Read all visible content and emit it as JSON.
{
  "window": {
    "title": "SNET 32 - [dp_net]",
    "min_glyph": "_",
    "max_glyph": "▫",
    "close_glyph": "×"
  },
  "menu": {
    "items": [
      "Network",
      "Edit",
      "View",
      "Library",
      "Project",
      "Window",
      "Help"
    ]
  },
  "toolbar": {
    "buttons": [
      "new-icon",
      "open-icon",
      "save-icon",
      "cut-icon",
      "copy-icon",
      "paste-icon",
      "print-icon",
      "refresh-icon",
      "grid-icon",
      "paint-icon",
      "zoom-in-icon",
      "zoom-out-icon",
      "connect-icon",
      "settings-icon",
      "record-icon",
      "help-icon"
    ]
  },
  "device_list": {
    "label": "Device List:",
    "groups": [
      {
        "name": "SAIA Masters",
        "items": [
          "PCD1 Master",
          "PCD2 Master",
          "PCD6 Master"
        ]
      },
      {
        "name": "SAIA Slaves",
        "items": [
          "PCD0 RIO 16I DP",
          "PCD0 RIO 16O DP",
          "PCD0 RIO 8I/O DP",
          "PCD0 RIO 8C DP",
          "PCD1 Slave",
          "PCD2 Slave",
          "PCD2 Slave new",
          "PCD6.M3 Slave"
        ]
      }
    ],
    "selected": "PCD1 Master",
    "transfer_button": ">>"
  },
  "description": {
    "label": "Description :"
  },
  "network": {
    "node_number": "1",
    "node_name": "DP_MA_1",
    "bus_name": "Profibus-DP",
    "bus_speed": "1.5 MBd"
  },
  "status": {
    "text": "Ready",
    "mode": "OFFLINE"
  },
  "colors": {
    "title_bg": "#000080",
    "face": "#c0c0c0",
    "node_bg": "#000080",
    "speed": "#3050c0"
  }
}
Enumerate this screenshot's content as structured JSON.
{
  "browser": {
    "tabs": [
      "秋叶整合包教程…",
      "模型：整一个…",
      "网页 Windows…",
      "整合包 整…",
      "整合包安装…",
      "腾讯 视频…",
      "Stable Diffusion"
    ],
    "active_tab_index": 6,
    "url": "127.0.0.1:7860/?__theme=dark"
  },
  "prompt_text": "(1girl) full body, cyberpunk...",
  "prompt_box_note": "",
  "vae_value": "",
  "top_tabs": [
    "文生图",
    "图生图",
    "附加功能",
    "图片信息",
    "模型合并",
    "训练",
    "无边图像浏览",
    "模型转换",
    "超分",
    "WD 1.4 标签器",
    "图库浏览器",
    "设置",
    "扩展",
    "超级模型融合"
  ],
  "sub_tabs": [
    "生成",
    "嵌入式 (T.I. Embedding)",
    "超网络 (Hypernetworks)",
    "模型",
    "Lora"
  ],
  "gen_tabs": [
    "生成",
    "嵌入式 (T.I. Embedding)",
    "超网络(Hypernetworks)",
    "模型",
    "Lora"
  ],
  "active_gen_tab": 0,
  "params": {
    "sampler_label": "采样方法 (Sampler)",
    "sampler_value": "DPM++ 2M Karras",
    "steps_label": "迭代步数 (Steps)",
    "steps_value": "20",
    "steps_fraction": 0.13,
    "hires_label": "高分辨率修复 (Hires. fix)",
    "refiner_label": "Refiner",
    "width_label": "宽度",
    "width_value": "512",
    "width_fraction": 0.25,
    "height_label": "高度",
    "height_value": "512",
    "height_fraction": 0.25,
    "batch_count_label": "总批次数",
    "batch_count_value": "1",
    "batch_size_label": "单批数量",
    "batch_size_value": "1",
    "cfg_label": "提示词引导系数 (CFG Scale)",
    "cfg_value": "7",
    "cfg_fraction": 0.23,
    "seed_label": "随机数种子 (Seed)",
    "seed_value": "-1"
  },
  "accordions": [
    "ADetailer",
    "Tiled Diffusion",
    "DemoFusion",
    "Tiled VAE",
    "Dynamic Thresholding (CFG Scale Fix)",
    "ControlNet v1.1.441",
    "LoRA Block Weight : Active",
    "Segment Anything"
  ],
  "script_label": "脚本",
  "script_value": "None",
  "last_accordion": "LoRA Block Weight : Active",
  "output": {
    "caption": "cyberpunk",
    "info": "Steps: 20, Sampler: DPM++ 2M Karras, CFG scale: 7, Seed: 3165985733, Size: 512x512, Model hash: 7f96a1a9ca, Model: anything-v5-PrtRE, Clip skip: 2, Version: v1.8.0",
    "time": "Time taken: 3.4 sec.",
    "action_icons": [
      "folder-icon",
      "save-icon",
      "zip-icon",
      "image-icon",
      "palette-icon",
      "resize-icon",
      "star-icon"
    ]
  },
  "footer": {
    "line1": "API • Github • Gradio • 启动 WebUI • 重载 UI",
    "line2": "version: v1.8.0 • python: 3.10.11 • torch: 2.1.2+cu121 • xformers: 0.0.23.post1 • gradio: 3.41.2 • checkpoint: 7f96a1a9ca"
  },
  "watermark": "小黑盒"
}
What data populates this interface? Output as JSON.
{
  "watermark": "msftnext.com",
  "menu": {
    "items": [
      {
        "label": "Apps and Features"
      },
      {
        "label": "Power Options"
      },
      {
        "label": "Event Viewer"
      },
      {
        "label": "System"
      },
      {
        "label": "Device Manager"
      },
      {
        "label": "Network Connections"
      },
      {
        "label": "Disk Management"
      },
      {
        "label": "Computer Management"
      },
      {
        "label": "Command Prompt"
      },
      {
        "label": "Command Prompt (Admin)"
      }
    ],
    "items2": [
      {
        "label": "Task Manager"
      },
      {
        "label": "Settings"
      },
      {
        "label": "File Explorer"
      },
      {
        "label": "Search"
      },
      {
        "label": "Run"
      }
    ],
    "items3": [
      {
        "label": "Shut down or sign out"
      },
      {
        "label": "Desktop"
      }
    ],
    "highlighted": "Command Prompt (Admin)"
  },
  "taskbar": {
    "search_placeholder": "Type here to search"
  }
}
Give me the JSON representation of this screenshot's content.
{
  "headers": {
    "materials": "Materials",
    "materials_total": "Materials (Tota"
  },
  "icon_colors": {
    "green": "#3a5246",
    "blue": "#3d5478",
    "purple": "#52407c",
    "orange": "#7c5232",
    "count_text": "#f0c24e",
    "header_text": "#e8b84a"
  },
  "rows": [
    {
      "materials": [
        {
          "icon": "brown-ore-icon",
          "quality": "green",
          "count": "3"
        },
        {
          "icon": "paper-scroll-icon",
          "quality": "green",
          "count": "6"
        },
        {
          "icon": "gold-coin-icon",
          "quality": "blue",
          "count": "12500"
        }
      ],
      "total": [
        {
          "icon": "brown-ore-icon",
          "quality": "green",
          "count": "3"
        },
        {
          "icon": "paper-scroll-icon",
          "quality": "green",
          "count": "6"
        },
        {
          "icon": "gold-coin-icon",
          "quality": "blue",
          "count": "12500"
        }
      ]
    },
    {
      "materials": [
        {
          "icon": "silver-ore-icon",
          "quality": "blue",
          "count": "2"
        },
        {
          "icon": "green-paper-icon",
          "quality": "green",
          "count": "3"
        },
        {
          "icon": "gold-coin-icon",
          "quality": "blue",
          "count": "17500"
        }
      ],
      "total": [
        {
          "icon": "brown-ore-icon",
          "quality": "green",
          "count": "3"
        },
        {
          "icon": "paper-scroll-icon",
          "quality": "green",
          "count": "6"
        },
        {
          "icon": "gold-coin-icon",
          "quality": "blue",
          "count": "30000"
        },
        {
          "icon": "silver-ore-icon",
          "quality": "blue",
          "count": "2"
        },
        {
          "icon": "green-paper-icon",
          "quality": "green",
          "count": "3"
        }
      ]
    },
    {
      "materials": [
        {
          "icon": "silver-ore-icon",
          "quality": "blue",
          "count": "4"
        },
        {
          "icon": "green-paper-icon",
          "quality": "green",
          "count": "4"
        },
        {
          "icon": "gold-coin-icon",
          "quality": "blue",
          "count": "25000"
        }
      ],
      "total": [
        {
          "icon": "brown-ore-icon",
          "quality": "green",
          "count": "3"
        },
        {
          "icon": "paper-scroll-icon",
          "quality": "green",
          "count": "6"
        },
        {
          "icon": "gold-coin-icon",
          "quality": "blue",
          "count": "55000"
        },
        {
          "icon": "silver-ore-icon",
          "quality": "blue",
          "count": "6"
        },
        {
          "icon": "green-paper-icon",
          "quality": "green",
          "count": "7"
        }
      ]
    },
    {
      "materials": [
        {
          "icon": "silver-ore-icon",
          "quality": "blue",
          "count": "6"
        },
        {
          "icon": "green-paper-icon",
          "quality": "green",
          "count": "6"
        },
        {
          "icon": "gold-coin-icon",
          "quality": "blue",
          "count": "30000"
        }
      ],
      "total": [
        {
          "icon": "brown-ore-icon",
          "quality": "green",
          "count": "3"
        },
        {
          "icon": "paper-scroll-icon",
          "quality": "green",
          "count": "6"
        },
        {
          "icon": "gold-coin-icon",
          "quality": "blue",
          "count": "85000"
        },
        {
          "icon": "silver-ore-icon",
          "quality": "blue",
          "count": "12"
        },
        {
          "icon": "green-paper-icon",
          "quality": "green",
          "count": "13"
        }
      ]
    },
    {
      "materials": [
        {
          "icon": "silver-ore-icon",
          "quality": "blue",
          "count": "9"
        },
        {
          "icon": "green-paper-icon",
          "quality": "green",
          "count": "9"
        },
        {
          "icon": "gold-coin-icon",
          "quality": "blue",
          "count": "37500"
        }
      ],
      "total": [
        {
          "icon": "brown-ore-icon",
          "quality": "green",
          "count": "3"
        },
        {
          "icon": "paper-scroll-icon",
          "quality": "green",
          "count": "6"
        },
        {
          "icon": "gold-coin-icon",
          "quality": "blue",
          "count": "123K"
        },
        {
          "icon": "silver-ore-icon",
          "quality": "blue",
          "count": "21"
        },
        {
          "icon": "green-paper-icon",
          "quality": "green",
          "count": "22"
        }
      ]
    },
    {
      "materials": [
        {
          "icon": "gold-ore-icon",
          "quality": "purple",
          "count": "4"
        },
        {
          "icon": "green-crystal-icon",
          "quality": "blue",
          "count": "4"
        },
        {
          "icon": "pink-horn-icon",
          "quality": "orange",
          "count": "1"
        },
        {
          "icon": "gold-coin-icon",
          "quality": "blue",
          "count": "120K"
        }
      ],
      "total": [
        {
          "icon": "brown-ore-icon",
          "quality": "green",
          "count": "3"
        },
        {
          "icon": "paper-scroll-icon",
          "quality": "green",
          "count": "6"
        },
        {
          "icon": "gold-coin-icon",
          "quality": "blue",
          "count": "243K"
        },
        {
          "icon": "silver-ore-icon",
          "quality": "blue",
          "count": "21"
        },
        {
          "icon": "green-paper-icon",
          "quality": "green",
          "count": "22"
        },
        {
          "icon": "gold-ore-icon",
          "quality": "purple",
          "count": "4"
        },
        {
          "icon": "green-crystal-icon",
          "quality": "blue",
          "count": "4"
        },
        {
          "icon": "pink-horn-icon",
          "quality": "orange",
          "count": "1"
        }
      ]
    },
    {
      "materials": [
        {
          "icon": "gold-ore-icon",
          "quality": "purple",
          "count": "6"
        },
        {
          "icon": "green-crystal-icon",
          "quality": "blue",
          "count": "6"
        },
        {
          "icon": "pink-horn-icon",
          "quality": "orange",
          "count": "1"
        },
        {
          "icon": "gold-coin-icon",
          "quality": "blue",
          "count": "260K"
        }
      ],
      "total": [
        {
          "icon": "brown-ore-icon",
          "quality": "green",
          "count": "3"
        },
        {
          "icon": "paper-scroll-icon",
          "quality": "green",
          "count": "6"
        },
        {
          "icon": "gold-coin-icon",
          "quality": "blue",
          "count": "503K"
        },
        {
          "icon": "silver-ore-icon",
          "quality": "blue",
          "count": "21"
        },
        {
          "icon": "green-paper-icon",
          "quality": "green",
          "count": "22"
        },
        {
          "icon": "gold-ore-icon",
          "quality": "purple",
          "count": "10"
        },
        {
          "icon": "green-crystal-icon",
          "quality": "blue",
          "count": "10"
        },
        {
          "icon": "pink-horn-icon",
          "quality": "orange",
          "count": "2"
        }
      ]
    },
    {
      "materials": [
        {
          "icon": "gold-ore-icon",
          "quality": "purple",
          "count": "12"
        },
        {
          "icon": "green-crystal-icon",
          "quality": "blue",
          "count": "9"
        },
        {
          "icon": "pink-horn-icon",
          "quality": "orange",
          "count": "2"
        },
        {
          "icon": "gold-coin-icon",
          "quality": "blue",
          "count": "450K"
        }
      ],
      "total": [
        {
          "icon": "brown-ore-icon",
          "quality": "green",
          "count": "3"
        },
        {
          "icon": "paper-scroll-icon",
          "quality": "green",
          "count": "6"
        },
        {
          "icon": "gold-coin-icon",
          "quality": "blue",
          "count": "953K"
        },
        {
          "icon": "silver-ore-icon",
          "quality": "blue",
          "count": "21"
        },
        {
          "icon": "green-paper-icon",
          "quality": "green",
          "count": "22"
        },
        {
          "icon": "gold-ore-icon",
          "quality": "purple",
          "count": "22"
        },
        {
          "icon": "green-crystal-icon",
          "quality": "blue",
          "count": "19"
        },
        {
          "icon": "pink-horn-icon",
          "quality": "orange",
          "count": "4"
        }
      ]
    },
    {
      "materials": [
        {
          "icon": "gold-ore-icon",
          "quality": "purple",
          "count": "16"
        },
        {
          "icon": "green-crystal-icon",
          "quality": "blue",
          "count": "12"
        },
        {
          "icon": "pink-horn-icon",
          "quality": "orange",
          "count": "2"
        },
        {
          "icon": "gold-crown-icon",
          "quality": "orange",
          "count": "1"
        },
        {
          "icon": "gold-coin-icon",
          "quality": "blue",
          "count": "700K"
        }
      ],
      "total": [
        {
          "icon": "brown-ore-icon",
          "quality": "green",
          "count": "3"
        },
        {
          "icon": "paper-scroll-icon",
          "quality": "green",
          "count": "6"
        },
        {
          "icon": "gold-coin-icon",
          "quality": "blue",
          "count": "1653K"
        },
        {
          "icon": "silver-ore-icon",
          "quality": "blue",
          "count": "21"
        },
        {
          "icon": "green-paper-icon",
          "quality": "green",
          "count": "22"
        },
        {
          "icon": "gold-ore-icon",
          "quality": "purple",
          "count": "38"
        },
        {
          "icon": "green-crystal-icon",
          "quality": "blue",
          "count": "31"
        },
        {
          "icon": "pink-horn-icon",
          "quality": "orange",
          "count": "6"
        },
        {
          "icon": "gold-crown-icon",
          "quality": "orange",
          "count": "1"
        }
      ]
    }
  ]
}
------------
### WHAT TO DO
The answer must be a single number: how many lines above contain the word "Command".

### WRITTEN ANSWER
3